● Exercise
Every entry below is to be copied word for word, with its pictures removed.

───── Records for this exercise

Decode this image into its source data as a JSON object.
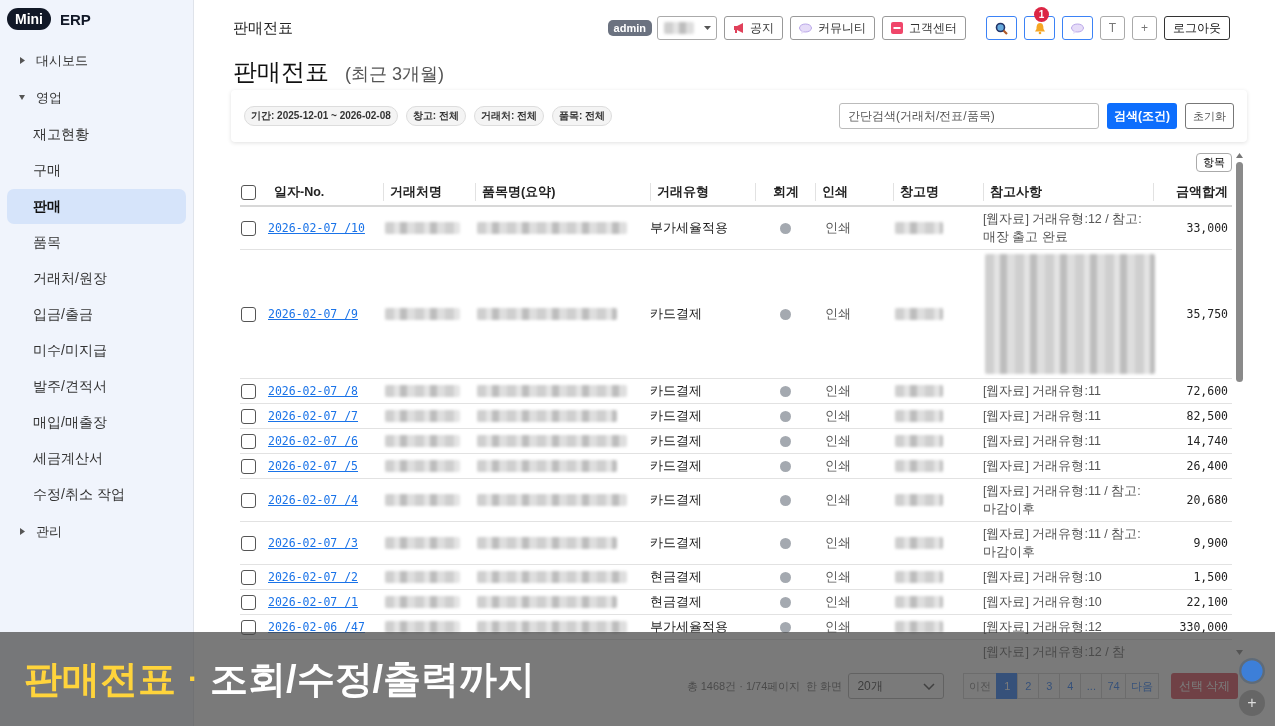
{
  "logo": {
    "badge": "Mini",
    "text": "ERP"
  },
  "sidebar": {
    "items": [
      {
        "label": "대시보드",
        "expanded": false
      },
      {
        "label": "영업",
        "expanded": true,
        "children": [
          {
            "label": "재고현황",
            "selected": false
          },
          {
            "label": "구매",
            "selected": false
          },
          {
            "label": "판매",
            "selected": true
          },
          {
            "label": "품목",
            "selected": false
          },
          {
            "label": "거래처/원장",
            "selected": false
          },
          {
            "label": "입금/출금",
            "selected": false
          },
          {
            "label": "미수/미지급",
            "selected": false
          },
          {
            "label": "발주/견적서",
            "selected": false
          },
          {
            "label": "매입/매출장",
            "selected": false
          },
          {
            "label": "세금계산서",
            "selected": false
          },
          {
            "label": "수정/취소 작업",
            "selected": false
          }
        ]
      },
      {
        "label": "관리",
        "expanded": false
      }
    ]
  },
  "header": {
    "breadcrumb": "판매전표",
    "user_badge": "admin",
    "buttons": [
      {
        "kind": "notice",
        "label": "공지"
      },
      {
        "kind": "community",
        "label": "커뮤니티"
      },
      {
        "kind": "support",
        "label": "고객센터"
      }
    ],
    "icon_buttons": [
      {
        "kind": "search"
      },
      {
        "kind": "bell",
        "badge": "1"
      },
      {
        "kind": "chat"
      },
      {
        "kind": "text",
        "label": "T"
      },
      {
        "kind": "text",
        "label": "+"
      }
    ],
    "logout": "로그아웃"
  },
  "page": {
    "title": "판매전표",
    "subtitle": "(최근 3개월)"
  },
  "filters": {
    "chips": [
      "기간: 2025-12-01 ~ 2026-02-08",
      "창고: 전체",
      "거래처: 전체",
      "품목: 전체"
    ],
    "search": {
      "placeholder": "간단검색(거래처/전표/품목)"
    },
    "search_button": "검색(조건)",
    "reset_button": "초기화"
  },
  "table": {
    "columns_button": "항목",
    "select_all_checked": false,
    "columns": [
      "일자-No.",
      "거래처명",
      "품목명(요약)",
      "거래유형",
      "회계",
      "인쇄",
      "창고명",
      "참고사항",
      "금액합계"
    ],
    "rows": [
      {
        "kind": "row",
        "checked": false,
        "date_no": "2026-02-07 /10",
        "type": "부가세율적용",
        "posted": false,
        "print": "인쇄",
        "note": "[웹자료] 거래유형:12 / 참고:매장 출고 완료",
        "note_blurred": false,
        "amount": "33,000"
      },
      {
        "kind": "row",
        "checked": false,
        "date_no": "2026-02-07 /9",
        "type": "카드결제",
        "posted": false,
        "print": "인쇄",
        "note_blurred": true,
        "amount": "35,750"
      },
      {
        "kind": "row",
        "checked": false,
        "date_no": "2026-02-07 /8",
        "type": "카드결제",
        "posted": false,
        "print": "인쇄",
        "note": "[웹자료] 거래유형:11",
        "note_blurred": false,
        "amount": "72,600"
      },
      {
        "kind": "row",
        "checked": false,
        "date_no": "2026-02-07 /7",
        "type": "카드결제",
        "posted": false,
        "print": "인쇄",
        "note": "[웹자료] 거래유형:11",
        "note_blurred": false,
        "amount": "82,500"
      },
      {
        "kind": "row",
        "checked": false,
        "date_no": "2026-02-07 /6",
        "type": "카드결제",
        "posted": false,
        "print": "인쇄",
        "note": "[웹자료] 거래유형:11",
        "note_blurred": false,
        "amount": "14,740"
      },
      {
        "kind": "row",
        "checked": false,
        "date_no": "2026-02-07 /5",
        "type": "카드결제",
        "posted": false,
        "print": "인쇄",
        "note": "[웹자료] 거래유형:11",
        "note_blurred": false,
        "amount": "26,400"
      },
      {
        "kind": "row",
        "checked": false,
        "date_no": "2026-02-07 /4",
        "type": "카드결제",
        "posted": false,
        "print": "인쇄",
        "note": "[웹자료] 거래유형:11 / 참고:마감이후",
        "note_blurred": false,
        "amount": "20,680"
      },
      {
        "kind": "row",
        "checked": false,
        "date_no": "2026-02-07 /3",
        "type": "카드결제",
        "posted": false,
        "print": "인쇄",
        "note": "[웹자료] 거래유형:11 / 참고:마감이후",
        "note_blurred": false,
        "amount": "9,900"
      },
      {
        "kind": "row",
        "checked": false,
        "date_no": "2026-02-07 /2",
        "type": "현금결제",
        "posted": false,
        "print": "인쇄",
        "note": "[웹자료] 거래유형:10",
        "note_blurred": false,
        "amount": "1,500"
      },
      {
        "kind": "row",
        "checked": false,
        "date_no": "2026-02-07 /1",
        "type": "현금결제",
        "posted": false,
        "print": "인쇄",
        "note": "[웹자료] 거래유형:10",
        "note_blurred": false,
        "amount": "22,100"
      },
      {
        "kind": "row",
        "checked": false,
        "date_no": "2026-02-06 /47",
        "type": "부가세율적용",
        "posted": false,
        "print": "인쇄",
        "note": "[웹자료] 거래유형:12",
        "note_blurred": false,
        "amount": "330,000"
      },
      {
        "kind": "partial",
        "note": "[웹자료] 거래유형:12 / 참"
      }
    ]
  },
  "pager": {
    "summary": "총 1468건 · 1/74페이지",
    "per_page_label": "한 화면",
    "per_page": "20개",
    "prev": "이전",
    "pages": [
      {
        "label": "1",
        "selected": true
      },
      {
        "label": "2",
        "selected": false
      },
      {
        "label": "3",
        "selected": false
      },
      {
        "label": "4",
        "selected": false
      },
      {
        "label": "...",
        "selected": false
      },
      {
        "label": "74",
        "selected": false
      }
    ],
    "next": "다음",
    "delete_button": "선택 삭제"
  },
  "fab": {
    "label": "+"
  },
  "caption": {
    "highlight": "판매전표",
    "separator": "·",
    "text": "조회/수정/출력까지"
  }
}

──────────

● Answer section
Decode this image into its source data as a JSON object.
{
  "logo": {
    "badge": "Mini",
    "text": "ERP"
  },
  "sidebar": {
    "items": [
      {
        "label": "대시보드",
        "expanded": false
      },
      {
        "label": "영업",
        "expanded": true,
        "children": [
          {
            "label": "재고현황",
            "selected": false
          },
          {
            "label": "구매",
            "selected": false
          },
          {
            "label": "판매",
            "selected": true
          },
          {
            "label": "품목",
            "selected": false
          },
          {
            "label": "거래처/원장",
            "selected": false
          },
          {
            "label": "입금/출금",
            "selected": false
          },
          {
            "label": "미수/미지급",
            "selected": false
          },
          {
            "label": "발주/견적서",
            "selected": false
          },
          {
            "label": "매입/매출장",
            "selected": false
          },
          {
            "label": "세금계산서",
            "selected": false
          },
          {
            "label": "수정/취소 작업",
            "selected": false
          }
        ]
      },
      {
        "label": "관리",
        "expanded": false
      }
    ]
  },
  "header": {
    "breadcrumb": "판매전표",
    "user_badge": "admin",
    "buttons": [
      {
        "kind": "notice",
        "label": "공지"
      },
      {
        "kind": "community",
        "label": "커뮤니티"
      },
      {
        "kind": "support",
        "label": "고객센터"
      }
    ],
    "icon_buttons": [
      {
        "kind": "search"
      },
      {
        "kind": "bell",
        "badge": "1"
      },
      {
        "kind": "chat"
      },
      {
        "kind": "text",
        "label": "T"
      },
      {
        "kind": "text",
        "label": "+"
      }
    ],
    "logout": "로그아웃"
  },
  "page": {
    "title": "판매전표",
    "subtitle": "(최근 3개월)"
  },
  "filters": {
    "chips": [
      "기간: 2025-12-01 ~ 2026-02-08",
      "창고: 전체",
      "거래처: 전체",
      "품목: 전체"
    ],
    "search": {
      "placeholder": "간단검색(거래처/전표/품목)"
    },
    "search_button": "검색(조건)",
    "reset_button": "초기화"
  },
  "table": {
    "columns_button": "항목",
    "select_all_checked": false,
    "columns": [
      "일자-No.",
      "거래처명",
      "품목명(요약)",
      "거래유형",
      "회계",
      "인쇄",
      "창고명",
      "참고사항",
      "금액합계"
    ],
    "rows": [
      {
        "kind": "row",
        "checked": false,
        "date_no": "2026-02-07 /10",
        "type": "부가세율적용",
        "posted": false,
        "print": "인쇄",
        "note": "[웹자료] 거래유형:12 / 참고:매장 출고 완료",
        "note_blurred": false,
        "amount": "33,000"
      },
      {
        "kind": "row",
        "checked": false,
        "date_no": "2026-02-07 /9",
        "type": "카드결제",
        "posted": false,
        "print": "인쇄",
        "note_blurred": true,
        "amount": "35,750"
      },
      {
        "kind": "row",
        "checked": false,
        "date_no": "2026-02-07 /8",
        "type": "카드결제",
        "posted": false,
        "print": "인쇄",
        "note": "[웹자료] 거래유형:11",
        "note_blurred": false,
        "amount": "72,600"
      },
      {
        "kind": "row",
        "checked": false,
        "date_no": "2026-02-07 /7",
        "type": "카드결제",
        "posted": false,
        "print": "인쇄",
        "note": "[웹자료] 거래유형:11",
        "note_blurred": false,
        "amount": "82,500"
      },
      {
        "kind": "row",
        "checked": false,
        "date_no": "2026-02-07 /6",
        "type": "카드결제",
        "posted": false,
        "print": "인쇄",
        "note": "[웹자료] 거래유형:11",
        "note_blurred": false,
        "amount": "14,740"
      },
      {
        "kind": "row",
        "checked": false,
        "date_no": "2026-02-07 /5",
        "type": "카드결제",
        "posted": false,
        "print": "인쇄",
        "note": "[웹자료] 거래유형:11",
        "note_blurred": false,
        "amount": "26,400"
      },
      {
        "kind": "row",
        "checked": false,
        "date_no": "2026-02-07 /4",
        "type": "카드결제",
        "posted": false,
        "print": "인쇄",
        "note": "[웹자료] 거래유형:11 / 참고:마감이후",
        "note_blurred": false,
        "amount": "20,680"
      },
      {
        "kind": "row",
        "checked": false,
        "date_no": "2026-02-07 /3",
        "type": "카드결제",
        "posted": false,
        "print": "인쇄",
        "note": "[웹자료] 거래유형:11 / 참고:마감이후",
        "note_blurred": false,
        "amount": "9,900"
      },
      {
        "kind": "row",
        "checked": false,
        "date_no": "2026-02-07 /2",
        "type": "현금결제",
        "posted": false,
        "print": "인쇄",
        "note": "[웹자료] 거래유형:10",
        "note_blurred": false,
        "amount": "1,500"
      },
      {
        "kind": "row",
        "checked": false,
        "date_no": "2026-02-07 /1",
        "type": "현금결제",
        "posted": false,
        "print": "인쇄",
        "note": "[웹자료] 거래유형:10",
        "note_blurred": false,
        "amount": "22,100"
      },
      {
        "kind": "row",
        "checked": false,
        "date_no": "2026-02-06 /47",
        "type": "부가세율적용",
        "posted": false,
        "print": "인쇄",
        "note": "[웹자료] 거래유형:12",
        "note_blurred": false,
        "amount": "330,000"
      },
      {
        "kind": "partial",
        "note": "[웹자료] 거래유형:12 / 참"
      }
    ]
  },
  "pager": {
    "summary": "총 1468건 · 1/74페이지",
    "per_page_label": "한 화면",
    "per_page": "20개",
    "prev": "이전",
    "pages": [
      {
        "label": "1",
        "selected": true
      },
      {
        "label": "2",
        "selected": false
      },
      {
        "label": "3",
        "selected": false
      },
      {
        "label": "4",
        "selected": false
      },
      {
        "label": "...",
        "selected": false
      },
      {
        "label": "74",
        "selected": false
      }
    ],
    "next": "다음",
    "delete_button": "선택 삭제"
  },
  "fab": {
    "label": "+"
  },
  "caption": {
    "highlight": "판매전표",
    "separator": "·",
    "text": "조회/수정/출력까지"
  }
}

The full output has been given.